● **WHAT TO PRODUCE**:
Please return all of the material exactly, with no line missing.

● **MATERIAL FOR THE TASK**:
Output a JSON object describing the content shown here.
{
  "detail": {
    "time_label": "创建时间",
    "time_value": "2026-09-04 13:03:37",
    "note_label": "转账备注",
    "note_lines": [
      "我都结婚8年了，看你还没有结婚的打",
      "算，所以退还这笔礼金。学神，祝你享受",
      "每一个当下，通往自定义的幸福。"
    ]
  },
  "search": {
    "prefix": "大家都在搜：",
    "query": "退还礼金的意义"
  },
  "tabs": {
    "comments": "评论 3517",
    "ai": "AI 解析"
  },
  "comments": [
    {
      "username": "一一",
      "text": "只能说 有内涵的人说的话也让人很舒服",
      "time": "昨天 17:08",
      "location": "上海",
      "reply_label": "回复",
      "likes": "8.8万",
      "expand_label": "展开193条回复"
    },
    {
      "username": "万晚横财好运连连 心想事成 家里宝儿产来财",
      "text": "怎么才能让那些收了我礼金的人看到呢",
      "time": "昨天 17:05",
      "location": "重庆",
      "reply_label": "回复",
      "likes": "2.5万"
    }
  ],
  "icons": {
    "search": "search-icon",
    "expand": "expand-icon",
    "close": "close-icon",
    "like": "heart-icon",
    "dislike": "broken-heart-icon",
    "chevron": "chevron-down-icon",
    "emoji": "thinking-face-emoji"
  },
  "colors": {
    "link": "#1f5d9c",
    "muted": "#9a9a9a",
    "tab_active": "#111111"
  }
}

● **YOUR SOLUTION**:
Output a JSON object describing the content shown here.
{
  "detail": {
    "time_label": "创建时间",
    "time_value": "2026-09-04 13:03:37",
    "note_label": "转账备注",
    "note_lines": [
      "我都结婚8年了，看你还没有结婚的打",
      "算，所以退还这笔礼金。学神，祝你享受",
      "每一个当下，通往自定义的幸福。"
    ]
  },
  "search": {
    "prefix": "大家都在搜：",
    "query": "退还礼金的意义"
  },
  "tabs": {
    "comments": "评论 3517",
    "ai": "AI 解析"
  },
  "comments": [
    {
      "username": "一一",
      "text": "只能说 有内涵的人说的话也让人很舒服",
      "time": "昨天 17:08",
      "location": "上海",
      "reply_label": "回复",
      "likes": "8.8万",
      "expand_label": "展开193条回复"
    },
    {
      "username": "万晚横财好运连连 心想事成 家里宝儿产来财",
      "text": "怎么才能让那些收了我礼金的人看到呢",
      "time": "昨天 17:05",
      "location": "重庆",
      "reply_label": "回复",
      "likes": "2.5万"
    }
  ],
  "icons": {
    "search": "search-icon",
    "expand": "expand-icon",
    "close": "close-icon",
    "like": "heart-icon",
    "dislike": "broken-heart-icon",
    "chevron": "chevron-down-icon",
    "emoji": "thinking-face-emoji"
  },
  "colors": {
    "link": "#1f5d9c",
    "muted": "#9a9a9a",
    "tab_active": "#111111"
  }
}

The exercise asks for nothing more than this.